> **WHAT THE TASK ASKS**: Look through the material below. Copy every line with the string "background" in it.

╭──

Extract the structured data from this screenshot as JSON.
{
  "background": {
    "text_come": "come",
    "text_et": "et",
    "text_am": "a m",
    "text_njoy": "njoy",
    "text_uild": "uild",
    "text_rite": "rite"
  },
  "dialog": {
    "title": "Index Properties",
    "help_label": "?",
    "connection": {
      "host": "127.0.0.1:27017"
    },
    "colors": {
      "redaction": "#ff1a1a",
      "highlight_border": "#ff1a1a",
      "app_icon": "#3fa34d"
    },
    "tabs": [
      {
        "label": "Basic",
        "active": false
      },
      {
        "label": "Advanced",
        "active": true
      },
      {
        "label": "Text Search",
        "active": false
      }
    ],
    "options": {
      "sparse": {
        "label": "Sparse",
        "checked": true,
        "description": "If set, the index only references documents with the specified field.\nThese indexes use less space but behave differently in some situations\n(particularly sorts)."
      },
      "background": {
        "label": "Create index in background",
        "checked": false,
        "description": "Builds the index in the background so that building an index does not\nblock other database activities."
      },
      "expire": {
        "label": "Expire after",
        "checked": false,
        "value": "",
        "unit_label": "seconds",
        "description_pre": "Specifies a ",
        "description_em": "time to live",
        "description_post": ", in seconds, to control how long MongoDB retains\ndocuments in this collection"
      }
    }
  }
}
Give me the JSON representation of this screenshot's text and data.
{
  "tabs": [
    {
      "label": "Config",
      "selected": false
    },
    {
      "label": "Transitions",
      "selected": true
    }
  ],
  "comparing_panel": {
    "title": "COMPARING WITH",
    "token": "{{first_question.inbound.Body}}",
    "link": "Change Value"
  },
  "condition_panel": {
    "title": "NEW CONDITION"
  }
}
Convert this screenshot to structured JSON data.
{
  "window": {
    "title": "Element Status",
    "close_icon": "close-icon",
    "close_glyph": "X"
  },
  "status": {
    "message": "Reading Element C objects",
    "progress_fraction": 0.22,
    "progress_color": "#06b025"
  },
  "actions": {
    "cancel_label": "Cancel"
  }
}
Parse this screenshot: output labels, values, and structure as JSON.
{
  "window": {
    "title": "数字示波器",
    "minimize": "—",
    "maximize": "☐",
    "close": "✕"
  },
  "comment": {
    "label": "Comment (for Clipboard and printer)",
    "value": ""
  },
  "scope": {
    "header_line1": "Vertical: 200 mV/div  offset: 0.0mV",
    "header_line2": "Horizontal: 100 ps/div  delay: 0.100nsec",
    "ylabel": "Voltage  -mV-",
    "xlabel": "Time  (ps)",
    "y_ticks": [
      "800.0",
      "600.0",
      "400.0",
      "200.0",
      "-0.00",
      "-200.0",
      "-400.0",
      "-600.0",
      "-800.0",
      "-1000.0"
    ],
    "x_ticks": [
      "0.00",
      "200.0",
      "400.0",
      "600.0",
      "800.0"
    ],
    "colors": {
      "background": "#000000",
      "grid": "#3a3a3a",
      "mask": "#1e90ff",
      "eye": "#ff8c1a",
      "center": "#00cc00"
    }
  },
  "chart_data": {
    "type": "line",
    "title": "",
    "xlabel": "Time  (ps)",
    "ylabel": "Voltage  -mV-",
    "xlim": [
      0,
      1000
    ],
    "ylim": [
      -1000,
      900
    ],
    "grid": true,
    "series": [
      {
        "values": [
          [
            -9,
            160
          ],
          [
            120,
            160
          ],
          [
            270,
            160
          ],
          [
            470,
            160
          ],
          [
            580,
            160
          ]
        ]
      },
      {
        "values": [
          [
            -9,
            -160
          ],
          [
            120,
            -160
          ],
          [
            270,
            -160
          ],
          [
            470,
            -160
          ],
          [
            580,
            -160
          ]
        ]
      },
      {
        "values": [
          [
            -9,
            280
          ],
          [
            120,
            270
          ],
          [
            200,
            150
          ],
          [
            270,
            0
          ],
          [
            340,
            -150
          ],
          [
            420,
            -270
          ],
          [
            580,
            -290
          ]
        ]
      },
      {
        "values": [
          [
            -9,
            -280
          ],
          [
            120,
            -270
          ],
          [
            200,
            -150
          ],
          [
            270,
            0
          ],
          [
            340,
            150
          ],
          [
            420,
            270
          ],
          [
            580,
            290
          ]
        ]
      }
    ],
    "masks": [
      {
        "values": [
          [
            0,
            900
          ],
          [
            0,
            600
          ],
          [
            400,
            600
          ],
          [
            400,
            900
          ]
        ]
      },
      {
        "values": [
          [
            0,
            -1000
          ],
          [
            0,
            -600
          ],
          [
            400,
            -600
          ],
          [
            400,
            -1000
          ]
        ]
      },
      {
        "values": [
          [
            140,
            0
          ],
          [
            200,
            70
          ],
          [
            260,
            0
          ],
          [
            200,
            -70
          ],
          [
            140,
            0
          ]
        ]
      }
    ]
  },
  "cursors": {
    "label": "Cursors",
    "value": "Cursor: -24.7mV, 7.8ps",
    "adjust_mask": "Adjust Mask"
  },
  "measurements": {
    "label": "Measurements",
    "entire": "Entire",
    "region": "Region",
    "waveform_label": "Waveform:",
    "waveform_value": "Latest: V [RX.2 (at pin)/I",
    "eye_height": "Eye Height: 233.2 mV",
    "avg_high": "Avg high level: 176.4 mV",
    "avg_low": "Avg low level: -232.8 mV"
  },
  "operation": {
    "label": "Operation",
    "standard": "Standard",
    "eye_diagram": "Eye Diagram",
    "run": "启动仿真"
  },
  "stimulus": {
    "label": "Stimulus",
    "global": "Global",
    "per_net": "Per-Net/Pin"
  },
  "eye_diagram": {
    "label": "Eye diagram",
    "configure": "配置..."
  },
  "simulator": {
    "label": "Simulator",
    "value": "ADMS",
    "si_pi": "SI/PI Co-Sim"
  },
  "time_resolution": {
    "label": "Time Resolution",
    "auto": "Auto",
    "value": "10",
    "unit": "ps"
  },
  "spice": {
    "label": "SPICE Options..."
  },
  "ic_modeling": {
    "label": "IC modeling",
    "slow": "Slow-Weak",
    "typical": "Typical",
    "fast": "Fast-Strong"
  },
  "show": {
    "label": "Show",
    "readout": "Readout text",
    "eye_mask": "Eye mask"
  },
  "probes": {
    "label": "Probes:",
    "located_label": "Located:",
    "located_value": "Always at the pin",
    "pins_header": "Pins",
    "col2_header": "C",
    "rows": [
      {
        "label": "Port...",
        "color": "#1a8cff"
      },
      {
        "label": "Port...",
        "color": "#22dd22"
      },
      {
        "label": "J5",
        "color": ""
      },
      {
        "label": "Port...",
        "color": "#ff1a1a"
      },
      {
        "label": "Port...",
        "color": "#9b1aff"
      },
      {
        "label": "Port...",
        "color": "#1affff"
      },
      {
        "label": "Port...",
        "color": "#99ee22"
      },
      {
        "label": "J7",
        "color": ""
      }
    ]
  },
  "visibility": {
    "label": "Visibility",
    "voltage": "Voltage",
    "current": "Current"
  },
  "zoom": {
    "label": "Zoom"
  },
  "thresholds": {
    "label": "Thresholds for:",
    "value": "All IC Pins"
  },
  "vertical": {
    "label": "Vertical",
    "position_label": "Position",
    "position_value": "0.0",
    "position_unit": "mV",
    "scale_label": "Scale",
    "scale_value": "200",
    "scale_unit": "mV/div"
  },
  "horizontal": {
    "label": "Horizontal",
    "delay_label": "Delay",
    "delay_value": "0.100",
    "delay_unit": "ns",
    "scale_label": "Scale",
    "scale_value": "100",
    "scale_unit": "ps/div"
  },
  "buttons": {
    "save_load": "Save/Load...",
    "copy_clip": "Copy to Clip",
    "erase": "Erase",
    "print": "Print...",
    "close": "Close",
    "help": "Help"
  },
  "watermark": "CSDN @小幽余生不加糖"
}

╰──

> **TASK ANSWER**:
  "background": {
      "background": {
        "label": "Create index in background",
        "description": "Builds the index in the background so that building an index does not\nblock other database activities."
      "background": "#000000",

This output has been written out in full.